After a very noticeable absence from the comic world Brian K. Vaughan along with Fiona Staples returned with an explosion in this science fiction adventure. Both have made a great pairing in this Romeo and Juliet-esque tale. I’ve felt the book leaning towards a more Farscape type feel as they’re currently on board a spaceship which is a tree and the cast is becoming crazier by the issue but I love it. When 2012 started this was the book I was most looking forward to and I can remember how excited I was at reading that first issue back in May. Saga has won our Comic of the Week accolade four times out of eight issues (5, 6, 7 and 8), which is an amazing feat. (MB)
I’ve been a fan of the Batman character since as long as I can remember. When I moved on from The Dandy and The Beano, comic books featuring Batman is what I turned to. I read everything I could get my hands on. When DC announced the line-wide re-launch known as the New 52, I was really pleased that Scott Snyder was confirmed as the writer on the Batman monthly. His work on Detective Comics was fantastic and he really understood the character and was able to write interesting, exciting stories which felt fresh and new. He has continued that with Batman. He has already introduced an entirely new element to the Gotham City mythology in the form of The Court of Owls. Not only a terrifying, parasitic presence in Batman’s world, but a genuine threat to his existence, The Court of Owls is a brilliant invention, and formed the centre of a really successful storyline.
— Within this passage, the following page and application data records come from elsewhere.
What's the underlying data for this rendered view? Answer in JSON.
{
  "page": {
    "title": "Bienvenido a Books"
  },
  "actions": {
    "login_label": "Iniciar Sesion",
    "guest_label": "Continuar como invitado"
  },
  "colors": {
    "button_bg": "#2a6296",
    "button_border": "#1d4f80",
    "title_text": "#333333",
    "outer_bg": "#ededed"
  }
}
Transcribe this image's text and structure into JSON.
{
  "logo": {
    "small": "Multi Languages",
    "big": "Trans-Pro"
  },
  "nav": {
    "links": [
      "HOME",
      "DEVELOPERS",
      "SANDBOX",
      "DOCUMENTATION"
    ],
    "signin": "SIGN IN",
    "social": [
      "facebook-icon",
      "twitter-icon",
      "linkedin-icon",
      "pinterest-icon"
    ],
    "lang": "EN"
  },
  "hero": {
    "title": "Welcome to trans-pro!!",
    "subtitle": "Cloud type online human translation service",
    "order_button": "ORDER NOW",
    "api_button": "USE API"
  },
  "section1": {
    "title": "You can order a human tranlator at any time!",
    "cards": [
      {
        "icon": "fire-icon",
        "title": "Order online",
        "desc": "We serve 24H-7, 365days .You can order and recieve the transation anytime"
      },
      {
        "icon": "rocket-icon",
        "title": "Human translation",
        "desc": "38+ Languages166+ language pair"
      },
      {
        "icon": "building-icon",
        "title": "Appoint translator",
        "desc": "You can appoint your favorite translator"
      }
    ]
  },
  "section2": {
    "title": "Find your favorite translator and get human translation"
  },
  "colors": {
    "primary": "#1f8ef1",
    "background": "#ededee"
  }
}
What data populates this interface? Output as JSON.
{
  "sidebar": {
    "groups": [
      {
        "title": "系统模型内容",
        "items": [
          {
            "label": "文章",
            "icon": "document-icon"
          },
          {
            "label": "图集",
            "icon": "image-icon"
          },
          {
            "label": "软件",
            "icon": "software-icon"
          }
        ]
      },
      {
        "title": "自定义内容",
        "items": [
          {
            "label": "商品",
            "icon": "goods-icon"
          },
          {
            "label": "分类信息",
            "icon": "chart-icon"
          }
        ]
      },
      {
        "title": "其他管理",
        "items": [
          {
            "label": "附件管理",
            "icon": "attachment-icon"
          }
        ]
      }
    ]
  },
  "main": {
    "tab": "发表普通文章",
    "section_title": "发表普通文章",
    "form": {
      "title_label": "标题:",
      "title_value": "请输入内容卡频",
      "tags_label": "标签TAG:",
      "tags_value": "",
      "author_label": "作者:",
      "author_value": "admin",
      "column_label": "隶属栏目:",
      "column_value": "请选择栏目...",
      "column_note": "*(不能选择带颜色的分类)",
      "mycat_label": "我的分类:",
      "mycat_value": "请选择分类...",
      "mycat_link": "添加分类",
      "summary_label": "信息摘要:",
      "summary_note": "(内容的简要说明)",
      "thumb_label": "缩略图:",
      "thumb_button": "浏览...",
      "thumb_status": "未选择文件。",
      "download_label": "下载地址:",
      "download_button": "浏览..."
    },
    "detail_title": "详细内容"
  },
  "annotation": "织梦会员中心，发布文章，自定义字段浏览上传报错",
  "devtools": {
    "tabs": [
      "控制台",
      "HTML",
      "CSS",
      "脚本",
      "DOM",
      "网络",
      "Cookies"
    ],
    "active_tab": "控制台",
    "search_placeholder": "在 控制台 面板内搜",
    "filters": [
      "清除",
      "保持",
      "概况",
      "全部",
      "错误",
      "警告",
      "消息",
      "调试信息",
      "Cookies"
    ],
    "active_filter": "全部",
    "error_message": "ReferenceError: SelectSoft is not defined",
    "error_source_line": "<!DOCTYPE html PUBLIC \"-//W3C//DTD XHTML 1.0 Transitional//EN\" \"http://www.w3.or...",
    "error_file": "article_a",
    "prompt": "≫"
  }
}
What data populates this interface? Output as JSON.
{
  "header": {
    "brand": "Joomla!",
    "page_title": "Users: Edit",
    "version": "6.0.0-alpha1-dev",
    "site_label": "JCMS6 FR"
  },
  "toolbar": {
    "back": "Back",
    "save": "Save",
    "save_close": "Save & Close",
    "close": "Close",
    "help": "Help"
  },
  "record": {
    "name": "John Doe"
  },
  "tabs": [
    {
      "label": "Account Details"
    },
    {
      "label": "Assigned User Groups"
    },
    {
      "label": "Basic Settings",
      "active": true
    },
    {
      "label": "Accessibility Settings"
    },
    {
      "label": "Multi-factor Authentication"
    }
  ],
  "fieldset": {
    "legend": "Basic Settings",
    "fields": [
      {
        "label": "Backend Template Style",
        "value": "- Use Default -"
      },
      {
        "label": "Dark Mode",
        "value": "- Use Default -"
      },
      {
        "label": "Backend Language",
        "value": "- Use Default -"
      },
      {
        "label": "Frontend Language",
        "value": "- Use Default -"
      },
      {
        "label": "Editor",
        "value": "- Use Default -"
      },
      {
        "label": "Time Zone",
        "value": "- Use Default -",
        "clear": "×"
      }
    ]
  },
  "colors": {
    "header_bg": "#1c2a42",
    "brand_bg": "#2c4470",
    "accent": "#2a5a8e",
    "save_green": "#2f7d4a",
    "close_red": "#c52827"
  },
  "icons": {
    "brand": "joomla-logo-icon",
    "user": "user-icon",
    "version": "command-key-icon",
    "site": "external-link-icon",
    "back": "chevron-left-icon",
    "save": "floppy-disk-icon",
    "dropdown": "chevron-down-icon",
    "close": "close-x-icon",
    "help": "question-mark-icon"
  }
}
The art duties on Batman are handled brilliantly by Greg Capullo. Although I admired his work I wasn’t sure how his style would suit Batman. My fears were allayed when preview images started emerging, and were completely wiped out by the end of issue 1. Capullo’s Batman is awesome. He manages to convey the characters deeply flawed sense of self, which is always contradicted by his unimaginable strength in the face of extreme violence and threat.
What made Batman stand out this year, and probably aided its rise to number one spot in our Top Comics of 2012, is the stunning return of The Joker in the current ‘Death of the Family’ storyline. Snyder’s Joker is iconic, insane as ever, and truly terrifying.
I want Scott Snyder to always write Batman, because he is producing some of the best comic books that I have ever seen from the mainstream publishers. Batman is a deserved number one in our list, and I can’t wait to see where 2013 takes the character and the reader. (SH)